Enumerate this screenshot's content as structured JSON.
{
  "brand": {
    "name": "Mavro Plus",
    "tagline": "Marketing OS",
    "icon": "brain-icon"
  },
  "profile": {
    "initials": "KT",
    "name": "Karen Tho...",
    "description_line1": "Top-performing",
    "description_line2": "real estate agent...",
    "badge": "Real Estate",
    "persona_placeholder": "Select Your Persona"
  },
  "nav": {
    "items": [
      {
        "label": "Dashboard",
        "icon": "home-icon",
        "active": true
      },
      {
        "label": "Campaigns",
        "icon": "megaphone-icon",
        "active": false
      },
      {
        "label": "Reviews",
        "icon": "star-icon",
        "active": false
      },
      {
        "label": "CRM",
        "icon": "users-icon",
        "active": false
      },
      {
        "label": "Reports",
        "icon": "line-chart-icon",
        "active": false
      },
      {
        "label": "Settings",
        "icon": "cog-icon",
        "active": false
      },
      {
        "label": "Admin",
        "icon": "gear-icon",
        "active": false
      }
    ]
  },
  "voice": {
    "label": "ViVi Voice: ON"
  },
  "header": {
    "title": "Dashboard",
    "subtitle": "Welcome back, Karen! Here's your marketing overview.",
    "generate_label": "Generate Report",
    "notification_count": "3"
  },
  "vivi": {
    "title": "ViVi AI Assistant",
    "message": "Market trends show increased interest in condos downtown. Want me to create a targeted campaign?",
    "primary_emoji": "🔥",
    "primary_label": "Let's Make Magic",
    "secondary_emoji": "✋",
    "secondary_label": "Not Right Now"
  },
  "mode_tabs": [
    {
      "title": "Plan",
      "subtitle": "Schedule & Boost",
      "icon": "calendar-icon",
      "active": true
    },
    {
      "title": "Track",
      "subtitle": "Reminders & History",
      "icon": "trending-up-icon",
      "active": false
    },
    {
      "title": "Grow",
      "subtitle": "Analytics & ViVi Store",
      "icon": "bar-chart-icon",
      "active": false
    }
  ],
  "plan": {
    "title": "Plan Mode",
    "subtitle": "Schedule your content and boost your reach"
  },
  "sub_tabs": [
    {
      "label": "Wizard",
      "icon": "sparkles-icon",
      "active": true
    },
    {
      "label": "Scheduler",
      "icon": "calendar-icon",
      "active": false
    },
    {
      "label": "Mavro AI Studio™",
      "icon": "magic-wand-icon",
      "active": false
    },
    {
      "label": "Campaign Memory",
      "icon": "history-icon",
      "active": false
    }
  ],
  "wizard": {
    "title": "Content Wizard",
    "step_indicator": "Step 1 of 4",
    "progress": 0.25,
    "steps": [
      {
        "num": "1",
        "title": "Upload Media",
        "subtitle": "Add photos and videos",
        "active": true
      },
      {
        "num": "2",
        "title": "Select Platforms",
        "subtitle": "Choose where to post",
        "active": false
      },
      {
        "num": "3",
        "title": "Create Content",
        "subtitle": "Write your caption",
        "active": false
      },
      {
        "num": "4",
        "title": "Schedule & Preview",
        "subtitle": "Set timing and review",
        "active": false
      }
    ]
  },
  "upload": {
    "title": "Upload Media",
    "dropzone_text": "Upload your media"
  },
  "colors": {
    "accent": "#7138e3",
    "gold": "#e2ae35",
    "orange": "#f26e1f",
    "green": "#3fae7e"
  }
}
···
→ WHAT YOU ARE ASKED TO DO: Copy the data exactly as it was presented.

→ SOLUTION TO THIS PROBLEM:
Enumerate this screenshot's content as structured JSON.
{
  "brand": {
    "name": "Mavro Plus",
    "tagline": "Marketing OS",
    "icon": "brain-icon"
  },
  "profile": {
    "initials": "KT",
    "name": "Karen Tho...",
    "description_line1": "Top-performing",
    "description_line2": "real estate agent...",
    "badge": "Real Estate",
    "persona_placeholder": "Select Your Persona"
  },
  "nav": {
    "items": [
      {
        "label": "Dashboard",
        "icon": "home-icon",
        "active": true
      },
      {
        "label": "Campaigns",
        "icon": "megaphone-icon",
        "active": false
      },
      {
        "label": "Reviews",
        "icon": "star-icon",
        "active": false
      },
      {
        "label": "CRM",
        "icon": "users-icon",
        "active": false
      },
      {
        "label": "Reports",
        "icon": "line-chart-icon",
        "active": false
      },
      {
        "label": "Settings",
        "icon": "cog-icon",
        "active": false
      },
      {
        "label": "Admin",
        "icon": "gear-icon",
        "active": false
      }
    ]
  },
  "voice": {
    "label": "ViVi Voice: ON"
  },
  "header": {
    "title": "Dashboard",
    "subtitle": "Welcome back, Karen! Here's your marketing overview.",
    "generate_label": "Generate Report",
    "notification_count": "3"
  },
  "vivi": {
    "title": "ViVi AI Assistant",
    "message": "Market trends show increased interest in condos downtown. Want me to create a targeted campaign?",
    "primary_emoji": "🔥",
    "primary_label": "Let's Make Magic",
    "secondary_emoji": "✋",
    "secondary_label": "Not Right Now"
  },
  "mode_tabs": [
    {
      "title": "Plan",
      "subtitle": "Schedule & Boost",
      "icon": "calendar-icon",
      "active": true
    },
    {
      "title": "Track",
      "subtitle": "Reminders & History",
      "icon": "trending-up-icon",
      "active": false
    },
    {
      "title": "Grow",
      "subtitle": "Analytics & ViVi Store",
      "icon": "bar-chart-icon",
      "active": false
    }
  ],
  "plan": {
    "title": "Plan Mode",
    "subtitle": "Schedule your content and boost your reach"
  },
  "sub_tabs": [
    {
      "label": "Wizard",
      "icon": "sparkles-icon",
      "active": true
    },
    {
      "label": "Scheduler",
      "icon": "calendar-icon",
      "active": false
    },
    {
      "label": "Mavro AI Studio™",
      "icon": "magic-wand-icon",
      "active": false
    },
    {
      "label": "Campaign Memory",
      "icon": "history-icon",
      "active": false
    }
  ],
  "wizard": {
    "title": "Content Wizard",
    "step_indicator": "Step 1 of 4",
    "progress": 0.25,
    "steps": [
      {
        "num": "1",
        "title": "Upload Media",
        "subtitle": "Add photos and videos",
        "active": true
      },
      {
        "num": "2",
        "title": "Select Platforms",
        "subtitle": "Choose where to post",
        "active": false
      },
      {
        "num": "3",
        "title": "Create Content",
        "subtitle": "Write your caption",
        "active": false
      },
      {
        "num": "4",
        "title": "Schedule & Preview",
        "subtitle": "Set timing and review",
        "active": false
      }
    ]
  },
  "upload": {
    "title": "Upload Media",
    "dropzone_text": "Upload your media"
  },
  "colors": {
    "accent": "#7138e3",
    "gold": "#e2ae35",
    "orange": "#f26e1f",
    "green": "#3fae7e"
  }
}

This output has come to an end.